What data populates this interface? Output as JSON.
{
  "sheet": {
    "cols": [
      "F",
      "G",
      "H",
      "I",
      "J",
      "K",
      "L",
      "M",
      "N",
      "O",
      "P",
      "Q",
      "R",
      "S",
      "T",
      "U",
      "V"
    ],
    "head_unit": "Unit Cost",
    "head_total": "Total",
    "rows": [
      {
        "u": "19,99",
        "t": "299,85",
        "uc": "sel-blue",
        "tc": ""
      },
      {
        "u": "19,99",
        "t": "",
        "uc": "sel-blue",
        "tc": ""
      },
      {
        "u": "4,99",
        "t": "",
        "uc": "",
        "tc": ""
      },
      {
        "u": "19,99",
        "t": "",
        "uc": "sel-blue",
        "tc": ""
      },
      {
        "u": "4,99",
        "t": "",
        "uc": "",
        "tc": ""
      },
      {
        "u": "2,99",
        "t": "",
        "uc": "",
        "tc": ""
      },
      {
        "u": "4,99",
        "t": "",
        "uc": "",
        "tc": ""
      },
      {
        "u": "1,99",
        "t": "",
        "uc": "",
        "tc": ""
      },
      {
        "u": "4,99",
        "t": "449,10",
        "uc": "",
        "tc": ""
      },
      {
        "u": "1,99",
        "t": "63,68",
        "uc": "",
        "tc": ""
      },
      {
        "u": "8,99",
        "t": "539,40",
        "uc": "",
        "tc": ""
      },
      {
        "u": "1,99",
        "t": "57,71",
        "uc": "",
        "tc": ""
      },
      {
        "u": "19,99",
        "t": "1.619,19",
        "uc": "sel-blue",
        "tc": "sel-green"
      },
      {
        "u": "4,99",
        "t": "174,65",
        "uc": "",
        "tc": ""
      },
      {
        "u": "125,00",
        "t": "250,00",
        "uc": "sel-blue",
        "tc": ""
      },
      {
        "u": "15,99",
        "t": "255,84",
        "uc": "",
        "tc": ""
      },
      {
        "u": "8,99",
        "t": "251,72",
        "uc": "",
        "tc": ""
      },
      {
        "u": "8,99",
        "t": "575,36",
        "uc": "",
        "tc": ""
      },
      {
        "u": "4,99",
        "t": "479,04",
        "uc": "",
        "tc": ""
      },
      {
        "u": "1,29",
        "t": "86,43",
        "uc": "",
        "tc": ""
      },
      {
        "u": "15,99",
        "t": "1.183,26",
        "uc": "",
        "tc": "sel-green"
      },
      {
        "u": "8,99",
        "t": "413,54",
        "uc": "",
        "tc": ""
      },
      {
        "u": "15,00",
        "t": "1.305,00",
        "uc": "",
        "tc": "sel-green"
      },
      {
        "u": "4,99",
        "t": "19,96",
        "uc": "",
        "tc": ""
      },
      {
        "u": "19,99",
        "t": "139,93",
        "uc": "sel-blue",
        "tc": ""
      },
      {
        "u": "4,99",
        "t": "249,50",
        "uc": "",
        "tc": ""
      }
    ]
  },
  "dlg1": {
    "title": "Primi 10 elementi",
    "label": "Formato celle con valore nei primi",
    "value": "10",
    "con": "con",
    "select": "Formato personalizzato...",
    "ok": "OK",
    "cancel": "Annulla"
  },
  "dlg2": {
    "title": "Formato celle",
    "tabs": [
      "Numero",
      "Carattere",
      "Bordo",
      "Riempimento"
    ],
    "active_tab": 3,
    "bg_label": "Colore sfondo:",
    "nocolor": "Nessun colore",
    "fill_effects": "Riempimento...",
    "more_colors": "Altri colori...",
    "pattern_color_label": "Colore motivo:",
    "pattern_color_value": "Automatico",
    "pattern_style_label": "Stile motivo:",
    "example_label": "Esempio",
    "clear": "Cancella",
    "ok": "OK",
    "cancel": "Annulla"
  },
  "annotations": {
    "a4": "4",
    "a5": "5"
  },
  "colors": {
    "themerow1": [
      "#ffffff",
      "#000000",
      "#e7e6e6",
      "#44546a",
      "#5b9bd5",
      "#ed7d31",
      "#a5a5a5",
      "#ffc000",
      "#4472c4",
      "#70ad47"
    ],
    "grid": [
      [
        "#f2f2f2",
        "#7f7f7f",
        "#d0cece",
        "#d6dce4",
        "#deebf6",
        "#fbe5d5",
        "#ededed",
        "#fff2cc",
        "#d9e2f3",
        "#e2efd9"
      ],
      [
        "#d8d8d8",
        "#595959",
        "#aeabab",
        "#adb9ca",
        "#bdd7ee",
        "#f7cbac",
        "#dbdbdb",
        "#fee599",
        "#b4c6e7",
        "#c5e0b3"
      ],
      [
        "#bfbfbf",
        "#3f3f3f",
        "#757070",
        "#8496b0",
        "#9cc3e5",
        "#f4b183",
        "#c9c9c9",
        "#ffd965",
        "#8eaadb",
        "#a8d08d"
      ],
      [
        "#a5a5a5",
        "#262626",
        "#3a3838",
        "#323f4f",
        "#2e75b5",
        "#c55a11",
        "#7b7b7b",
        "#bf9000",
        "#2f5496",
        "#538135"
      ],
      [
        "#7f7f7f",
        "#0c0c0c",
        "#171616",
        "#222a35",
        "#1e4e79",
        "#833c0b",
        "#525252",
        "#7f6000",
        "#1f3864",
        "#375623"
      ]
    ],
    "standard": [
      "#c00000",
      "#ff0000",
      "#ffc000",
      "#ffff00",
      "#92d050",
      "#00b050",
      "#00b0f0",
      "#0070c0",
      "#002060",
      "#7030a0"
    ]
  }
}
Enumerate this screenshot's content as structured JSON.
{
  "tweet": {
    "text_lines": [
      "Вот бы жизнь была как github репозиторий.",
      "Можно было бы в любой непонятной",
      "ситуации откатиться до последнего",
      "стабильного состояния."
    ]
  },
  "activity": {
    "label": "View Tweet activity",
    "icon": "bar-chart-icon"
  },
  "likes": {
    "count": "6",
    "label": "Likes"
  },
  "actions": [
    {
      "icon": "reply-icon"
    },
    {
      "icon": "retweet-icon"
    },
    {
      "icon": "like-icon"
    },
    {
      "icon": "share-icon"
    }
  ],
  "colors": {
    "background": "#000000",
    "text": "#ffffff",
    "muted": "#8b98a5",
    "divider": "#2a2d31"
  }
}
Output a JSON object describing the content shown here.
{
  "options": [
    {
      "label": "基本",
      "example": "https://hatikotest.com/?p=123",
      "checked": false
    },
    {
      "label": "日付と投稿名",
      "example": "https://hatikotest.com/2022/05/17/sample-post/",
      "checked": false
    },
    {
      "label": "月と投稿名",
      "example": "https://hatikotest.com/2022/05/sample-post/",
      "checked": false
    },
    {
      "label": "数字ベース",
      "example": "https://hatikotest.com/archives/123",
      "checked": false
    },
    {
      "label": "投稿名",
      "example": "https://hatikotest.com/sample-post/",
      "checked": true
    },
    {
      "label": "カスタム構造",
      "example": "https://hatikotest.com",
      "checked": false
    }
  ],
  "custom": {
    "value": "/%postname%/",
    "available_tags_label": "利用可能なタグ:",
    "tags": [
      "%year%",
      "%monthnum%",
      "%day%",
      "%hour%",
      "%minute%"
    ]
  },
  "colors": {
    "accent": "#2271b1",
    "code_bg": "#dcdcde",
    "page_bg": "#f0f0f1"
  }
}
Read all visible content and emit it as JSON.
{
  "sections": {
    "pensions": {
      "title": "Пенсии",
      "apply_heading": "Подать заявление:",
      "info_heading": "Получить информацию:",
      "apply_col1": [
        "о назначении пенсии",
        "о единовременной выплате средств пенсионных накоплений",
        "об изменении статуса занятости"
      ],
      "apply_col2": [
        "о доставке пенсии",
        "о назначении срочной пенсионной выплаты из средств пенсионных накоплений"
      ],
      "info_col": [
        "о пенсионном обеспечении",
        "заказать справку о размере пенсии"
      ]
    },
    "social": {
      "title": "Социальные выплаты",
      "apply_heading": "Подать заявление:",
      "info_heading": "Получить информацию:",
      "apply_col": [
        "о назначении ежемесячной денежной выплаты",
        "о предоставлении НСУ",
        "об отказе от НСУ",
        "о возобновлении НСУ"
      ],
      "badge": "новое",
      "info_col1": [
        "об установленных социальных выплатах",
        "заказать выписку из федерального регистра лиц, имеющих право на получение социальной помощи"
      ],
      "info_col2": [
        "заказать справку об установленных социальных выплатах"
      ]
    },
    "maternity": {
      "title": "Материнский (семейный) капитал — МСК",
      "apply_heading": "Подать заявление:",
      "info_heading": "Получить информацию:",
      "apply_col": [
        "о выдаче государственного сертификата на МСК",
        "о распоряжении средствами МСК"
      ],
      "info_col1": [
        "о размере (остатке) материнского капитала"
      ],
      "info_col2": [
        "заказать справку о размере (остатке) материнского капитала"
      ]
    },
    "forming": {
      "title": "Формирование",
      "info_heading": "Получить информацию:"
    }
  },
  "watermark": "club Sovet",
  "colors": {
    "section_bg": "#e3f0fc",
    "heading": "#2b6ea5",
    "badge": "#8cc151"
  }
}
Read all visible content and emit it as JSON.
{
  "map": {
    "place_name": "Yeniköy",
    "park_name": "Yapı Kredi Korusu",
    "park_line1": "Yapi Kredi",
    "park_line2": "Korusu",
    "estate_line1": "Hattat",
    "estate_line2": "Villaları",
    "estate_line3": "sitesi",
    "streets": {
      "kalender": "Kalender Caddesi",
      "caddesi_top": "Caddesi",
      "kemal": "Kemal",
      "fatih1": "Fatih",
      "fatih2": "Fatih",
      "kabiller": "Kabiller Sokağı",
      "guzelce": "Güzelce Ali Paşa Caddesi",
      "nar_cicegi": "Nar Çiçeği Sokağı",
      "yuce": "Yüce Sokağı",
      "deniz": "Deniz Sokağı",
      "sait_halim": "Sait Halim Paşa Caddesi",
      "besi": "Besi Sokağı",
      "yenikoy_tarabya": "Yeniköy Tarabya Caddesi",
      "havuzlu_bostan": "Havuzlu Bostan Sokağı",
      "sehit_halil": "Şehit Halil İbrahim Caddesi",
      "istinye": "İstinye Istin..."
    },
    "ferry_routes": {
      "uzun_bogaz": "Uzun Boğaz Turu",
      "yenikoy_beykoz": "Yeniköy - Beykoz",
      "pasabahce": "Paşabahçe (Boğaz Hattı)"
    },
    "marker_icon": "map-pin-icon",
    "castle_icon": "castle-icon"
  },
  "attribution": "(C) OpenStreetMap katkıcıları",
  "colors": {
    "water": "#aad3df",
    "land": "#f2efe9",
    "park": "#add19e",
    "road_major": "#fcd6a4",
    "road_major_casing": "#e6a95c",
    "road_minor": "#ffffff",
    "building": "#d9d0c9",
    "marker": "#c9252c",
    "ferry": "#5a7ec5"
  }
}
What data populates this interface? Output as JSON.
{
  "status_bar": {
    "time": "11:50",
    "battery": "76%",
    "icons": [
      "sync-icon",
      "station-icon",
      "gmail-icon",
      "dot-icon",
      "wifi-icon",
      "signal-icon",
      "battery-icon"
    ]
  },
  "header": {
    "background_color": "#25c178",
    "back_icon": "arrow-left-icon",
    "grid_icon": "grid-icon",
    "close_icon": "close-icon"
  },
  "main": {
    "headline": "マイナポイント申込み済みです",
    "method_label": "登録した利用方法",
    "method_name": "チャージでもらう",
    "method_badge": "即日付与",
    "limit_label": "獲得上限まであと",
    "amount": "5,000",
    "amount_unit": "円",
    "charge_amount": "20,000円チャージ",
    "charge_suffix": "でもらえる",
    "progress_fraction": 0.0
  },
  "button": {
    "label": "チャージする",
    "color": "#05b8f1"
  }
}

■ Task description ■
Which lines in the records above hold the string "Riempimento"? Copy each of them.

■ Your response ■
      "Riempimento"
    "fill_effects": "Riempimento...",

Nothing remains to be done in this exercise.